* **SOURCE MATERIAL**
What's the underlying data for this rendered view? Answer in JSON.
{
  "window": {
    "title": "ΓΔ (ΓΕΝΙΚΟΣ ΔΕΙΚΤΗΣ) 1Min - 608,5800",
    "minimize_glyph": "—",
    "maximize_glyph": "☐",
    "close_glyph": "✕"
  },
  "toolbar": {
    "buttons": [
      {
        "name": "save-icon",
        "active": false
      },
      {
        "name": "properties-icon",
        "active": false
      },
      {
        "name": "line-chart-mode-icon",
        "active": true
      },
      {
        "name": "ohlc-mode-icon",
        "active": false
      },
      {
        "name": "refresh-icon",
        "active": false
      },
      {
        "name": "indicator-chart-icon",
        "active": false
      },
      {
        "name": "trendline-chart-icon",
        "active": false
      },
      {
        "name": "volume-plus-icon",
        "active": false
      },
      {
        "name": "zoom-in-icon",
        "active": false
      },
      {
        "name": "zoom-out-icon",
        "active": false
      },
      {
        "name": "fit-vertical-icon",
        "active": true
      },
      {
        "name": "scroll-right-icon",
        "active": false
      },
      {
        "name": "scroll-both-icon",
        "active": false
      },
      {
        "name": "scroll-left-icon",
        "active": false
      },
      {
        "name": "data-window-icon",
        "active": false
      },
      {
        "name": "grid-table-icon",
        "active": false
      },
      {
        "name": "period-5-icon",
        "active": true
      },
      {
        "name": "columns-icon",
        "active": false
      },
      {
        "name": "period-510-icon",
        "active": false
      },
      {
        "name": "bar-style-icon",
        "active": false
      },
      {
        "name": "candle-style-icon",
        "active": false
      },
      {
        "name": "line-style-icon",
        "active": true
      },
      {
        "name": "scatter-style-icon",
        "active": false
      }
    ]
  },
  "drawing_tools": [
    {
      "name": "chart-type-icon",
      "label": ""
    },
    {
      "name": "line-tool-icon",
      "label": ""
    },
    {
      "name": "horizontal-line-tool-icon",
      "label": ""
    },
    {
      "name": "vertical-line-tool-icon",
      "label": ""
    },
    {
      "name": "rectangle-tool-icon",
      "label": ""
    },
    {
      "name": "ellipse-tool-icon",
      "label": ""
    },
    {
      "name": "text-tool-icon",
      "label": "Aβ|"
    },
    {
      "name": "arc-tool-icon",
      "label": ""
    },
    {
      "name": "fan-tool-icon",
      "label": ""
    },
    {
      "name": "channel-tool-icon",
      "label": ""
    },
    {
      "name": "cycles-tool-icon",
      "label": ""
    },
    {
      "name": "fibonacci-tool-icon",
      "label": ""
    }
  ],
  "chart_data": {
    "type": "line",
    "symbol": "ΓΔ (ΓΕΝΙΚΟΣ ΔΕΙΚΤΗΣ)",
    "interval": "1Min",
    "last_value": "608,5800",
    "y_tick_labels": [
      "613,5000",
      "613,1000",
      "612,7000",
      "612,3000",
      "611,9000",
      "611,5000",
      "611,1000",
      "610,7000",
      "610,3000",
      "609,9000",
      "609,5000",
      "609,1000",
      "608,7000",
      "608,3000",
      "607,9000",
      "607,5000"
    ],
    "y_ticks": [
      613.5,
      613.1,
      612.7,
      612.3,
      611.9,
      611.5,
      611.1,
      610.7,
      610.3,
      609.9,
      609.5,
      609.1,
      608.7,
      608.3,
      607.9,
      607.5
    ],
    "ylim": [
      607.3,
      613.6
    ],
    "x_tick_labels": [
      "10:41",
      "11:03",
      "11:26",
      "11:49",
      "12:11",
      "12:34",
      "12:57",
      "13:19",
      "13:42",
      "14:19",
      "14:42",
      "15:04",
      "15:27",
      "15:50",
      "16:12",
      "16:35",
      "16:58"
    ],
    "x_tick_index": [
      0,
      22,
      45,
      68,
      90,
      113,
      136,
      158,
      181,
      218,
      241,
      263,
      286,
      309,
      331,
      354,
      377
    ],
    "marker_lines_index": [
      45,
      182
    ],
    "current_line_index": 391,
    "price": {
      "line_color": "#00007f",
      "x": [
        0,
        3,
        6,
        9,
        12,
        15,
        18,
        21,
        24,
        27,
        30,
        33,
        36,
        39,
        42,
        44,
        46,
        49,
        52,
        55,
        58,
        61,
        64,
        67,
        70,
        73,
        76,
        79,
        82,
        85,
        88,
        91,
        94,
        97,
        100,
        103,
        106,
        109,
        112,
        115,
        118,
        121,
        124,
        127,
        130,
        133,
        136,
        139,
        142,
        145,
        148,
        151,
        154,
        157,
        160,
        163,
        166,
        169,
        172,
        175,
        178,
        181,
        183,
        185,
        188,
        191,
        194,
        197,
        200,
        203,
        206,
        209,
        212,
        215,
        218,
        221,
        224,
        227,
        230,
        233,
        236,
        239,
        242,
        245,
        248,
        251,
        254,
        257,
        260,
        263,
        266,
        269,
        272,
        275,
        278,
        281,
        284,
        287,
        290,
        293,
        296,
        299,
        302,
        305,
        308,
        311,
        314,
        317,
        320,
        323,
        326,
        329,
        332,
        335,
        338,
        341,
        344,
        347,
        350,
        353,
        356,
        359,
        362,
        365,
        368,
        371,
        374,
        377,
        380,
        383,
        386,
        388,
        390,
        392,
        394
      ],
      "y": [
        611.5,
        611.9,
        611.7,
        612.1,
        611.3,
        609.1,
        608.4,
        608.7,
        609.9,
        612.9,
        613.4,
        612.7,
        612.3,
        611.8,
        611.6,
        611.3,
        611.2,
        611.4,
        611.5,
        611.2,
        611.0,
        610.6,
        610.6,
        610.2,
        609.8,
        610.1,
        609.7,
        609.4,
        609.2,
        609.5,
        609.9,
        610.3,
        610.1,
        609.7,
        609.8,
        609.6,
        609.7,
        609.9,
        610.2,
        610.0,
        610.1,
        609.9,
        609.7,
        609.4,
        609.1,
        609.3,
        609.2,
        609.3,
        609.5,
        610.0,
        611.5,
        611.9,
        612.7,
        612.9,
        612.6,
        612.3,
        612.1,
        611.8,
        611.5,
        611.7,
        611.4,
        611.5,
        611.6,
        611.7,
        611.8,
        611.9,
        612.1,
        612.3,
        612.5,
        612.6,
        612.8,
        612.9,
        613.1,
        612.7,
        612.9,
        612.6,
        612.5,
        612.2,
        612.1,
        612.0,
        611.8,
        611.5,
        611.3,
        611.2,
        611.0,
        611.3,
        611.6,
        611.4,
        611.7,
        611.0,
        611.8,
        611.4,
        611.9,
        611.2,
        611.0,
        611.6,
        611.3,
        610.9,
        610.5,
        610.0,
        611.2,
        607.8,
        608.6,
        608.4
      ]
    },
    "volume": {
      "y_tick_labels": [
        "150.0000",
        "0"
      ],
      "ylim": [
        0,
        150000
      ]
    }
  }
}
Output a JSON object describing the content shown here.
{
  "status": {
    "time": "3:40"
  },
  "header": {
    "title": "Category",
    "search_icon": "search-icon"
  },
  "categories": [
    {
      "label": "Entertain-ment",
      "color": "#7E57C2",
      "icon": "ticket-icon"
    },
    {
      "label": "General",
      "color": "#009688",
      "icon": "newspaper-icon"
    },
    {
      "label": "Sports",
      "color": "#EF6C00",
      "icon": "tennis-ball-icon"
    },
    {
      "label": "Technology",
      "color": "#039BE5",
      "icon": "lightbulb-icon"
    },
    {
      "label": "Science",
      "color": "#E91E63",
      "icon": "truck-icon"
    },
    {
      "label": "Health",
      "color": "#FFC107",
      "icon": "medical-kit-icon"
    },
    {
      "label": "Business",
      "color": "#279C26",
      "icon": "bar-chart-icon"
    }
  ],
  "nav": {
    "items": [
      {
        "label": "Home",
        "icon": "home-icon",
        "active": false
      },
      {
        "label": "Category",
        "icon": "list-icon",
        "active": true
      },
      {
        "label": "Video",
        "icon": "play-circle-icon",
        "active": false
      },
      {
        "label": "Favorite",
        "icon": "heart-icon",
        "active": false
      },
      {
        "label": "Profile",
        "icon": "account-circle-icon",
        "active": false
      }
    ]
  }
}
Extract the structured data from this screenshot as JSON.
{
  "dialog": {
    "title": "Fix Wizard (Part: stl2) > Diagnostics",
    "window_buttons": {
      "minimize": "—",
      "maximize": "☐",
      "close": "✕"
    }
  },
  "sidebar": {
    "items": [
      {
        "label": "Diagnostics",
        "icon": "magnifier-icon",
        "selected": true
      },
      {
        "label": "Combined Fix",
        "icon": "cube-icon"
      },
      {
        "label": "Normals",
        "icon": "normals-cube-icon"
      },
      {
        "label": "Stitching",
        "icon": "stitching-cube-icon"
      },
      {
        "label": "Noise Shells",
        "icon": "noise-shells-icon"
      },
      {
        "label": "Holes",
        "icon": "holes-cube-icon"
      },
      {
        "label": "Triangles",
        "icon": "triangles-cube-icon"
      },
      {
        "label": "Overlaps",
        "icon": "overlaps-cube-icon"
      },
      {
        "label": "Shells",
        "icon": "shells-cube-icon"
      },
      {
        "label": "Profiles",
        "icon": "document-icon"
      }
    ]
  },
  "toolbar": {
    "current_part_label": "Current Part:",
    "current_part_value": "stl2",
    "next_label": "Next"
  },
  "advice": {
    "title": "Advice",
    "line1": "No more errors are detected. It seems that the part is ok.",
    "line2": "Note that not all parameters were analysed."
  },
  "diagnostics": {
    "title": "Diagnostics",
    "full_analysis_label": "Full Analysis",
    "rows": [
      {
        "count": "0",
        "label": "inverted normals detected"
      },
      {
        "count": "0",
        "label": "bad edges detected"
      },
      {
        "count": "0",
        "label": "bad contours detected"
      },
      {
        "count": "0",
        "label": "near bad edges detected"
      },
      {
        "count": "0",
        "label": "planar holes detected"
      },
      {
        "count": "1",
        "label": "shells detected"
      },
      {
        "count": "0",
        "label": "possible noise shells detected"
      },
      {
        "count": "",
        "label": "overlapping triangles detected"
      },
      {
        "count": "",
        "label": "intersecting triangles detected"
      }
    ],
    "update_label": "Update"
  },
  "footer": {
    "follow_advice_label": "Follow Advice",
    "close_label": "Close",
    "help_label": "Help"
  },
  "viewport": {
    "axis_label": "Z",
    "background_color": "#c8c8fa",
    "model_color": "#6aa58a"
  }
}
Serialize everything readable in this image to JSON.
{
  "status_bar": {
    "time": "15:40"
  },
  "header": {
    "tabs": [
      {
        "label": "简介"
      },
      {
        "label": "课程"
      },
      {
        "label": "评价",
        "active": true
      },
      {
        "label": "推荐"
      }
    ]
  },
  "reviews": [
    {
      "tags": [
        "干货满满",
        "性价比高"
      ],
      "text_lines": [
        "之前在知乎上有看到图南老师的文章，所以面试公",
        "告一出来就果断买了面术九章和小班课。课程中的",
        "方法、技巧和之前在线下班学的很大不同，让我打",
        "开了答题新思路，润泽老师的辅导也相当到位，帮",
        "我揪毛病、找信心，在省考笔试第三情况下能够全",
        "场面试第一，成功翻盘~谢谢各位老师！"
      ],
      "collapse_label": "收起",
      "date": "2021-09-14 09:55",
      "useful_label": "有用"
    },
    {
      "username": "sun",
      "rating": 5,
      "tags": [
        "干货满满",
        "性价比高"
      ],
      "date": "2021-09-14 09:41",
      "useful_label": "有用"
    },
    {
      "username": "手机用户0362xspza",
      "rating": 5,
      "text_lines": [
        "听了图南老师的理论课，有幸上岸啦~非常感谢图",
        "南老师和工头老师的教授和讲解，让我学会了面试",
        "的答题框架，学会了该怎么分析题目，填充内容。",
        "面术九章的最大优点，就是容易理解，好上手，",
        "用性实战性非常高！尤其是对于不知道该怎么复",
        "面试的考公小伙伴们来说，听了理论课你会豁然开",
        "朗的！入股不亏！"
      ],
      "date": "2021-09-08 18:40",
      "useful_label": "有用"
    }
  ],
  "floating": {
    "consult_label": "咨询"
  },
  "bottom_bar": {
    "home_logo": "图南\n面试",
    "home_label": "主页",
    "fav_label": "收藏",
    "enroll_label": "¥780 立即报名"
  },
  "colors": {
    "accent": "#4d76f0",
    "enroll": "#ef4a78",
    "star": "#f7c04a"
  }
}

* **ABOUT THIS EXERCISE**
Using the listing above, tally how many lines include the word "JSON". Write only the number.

* **RESULT OF THE EXERCISE**
4